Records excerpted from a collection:
=== Begin Enclosure ===

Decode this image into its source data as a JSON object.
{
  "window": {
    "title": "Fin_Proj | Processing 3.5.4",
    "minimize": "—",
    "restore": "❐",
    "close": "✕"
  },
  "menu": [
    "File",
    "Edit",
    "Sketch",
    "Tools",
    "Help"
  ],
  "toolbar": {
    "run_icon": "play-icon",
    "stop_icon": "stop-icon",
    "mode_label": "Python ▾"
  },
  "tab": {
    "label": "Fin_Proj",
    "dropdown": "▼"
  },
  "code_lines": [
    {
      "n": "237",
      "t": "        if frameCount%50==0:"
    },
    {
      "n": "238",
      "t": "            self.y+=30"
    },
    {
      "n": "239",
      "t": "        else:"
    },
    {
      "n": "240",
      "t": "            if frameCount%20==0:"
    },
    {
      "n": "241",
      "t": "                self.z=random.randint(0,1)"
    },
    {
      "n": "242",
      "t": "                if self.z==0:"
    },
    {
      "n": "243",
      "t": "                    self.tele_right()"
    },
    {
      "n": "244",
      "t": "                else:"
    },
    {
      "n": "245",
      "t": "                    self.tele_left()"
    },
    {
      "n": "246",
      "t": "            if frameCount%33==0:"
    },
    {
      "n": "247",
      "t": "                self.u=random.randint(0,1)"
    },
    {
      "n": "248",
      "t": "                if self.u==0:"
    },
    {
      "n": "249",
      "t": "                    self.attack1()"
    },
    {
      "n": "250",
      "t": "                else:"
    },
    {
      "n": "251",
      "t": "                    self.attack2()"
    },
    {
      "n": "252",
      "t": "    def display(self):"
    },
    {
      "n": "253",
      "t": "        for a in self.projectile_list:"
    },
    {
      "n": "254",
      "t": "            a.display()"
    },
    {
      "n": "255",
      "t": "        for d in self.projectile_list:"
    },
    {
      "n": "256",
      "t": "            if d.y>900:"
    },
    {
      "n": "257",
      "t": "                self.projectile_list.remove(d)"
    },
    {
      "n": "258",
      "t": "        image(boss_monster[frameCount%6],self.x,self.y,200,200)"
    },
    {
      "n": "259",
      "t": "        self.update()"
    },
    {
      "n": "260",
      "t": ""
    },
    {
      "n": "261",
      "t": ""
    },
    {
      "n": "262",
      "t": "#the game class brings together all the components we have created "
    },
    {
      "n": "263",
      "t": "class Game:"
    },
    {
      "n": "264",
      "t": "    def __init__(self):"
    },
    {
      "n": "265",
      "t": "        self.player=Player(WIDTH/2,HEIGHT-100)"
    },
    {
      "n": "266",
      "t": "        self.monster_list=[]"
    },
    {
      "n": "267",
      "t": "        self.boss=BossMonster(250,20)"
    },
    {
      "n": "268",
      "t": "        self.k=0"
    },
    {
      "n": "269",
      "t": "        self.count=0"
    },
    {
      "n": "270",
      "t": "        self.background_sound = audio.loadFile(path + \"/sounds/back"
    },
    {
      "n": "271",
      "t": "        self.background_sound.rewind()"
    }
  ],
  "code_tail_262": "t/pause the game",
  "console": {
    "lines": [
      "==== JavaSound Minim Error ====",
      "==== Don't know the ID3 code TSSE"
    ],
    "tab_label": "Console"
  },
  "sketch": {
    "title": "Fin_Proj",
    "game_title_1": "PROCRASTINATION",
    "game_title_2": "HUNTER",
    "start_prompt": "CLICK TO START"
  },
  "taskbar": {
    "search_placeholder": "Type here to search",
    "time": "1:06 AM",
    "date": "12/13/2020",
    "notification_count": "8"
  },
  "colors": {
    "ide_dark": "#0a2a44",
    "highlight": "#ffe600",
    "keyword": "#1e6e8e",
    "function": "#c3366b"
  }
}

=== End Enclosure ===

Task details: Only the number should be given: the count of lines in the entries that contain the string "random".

Task response: 2